This means immediately addressing the core issues of global recession and soaring unemployment – and doing so in a way that also takes into account the key challenge of building cleaner and more secure energy systems.

At the IEA, we quickly re-focused the work of our analytical teams across the Agency on the shocks caused by the crisis to global energy demand, assessing the impact across oil, gas, coal, electricity and renewables. We then quantified and examined the staggering effects in key areas, such as the unparalleled 20% plunge in global energy investment that is expected this year. And now, we are identifying the most effective measures available to governments as they consider their once- in-a-lifetime recovery plans. The Sustainable Recovery Plan proposed in our new World Energy Outlook Special Report is the result.

The Sustainable Recovery Plan is not intended to tell governments what they must do. It seeks to show them what they can do. Whether countries choose to follow the measures laid out in the plan remains their sovereign choice. Our plan – a combination of policy actions and targeted investments – offers a hugely encouraging picture of what the world can achieve despite the tremendous difficulties we face today.

As they design economic recovery plans, policy makers are having to make enormously consequential decisions in a very short space of time.

These decisions will shape economic trends and energy infrastructure for decades to come and will almost certainly determine whether the world has a chance of meeting its long-term energy and climate goals. Our Sustainable Recovery Plan shows governments have a unique opportunity today to boost economic growth, create millions of new jobs and put global greenhouse gas emissions into structural decline.

Even before the Covid-19 crisis, cities across Europe were asking for sustainable investment, companies were planning for it, and people were out in the streets marching for it. The European Commission made the European Green Deal its top priority a few short months ago, and it is now aiming for a sustainable and resilient recovery.

In Europe, as in many other parts of the world, investing in clean energy technologies, clean transport and clean industries is the way to create well-paying local jobs that boost economic growth.

Such investments will help the world move closer to meeting our international climate and sustainable energy goals and making economies more resilient to future shocks. This means putting resources into viable projects that bring both immediate and long-term gains, such as housing renovation, clean energy infra- structure and low-carbon transport.

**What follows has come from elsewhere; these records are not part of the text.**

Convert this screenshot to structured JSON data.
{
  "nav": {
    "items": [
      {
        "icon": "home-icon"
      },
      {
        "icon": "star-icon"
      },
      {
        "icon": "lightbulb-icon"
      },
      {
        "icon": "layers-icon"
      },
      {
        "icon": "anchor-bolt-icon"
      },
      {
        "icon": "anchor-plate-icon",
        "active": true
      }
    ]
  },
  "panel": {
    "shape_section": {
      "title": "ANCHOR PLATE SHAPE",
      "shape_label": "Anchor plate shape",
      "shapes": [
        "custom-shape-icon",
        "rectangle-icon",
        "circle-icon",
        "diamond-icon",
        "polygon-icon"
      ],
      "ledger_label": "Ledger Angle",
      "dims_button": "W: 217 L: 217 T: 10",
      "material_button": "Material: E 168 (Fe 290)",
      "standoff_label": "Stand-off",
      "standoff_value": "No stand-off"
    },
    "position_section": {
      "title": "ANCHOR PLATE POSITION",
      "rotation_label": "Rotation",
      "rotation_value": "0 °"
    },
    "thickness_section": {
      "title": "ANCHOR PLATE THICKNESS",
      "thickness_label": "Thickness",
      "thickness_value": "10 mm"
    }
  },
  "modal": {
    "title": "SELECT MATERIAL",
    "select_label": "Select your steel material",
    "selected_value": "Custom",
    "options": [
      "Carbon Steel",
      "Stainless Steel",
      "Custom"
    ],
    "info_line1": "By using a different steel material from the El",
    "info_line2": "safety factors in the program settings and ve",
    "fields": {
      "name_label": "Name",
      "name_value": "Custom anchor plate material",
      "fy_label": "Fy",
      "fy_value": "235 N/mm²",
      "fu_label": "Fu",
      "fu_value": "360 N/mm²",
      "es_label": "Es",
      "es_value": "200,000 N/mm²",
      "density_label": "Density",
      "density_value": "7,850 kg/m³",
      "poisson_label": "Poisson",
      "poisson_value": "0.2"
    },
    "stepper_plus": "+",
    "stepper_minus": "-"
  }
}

To build momentum for these efforts, the IEA is bringing together top decision-makers from government, industry, the investment community and civil society for the IEA Clean Energy Transitions Summit on 9 July. A sustainable recovery is within our reach – I hope the grand coalition of global energy leaders we are assembling will seize this opportunity.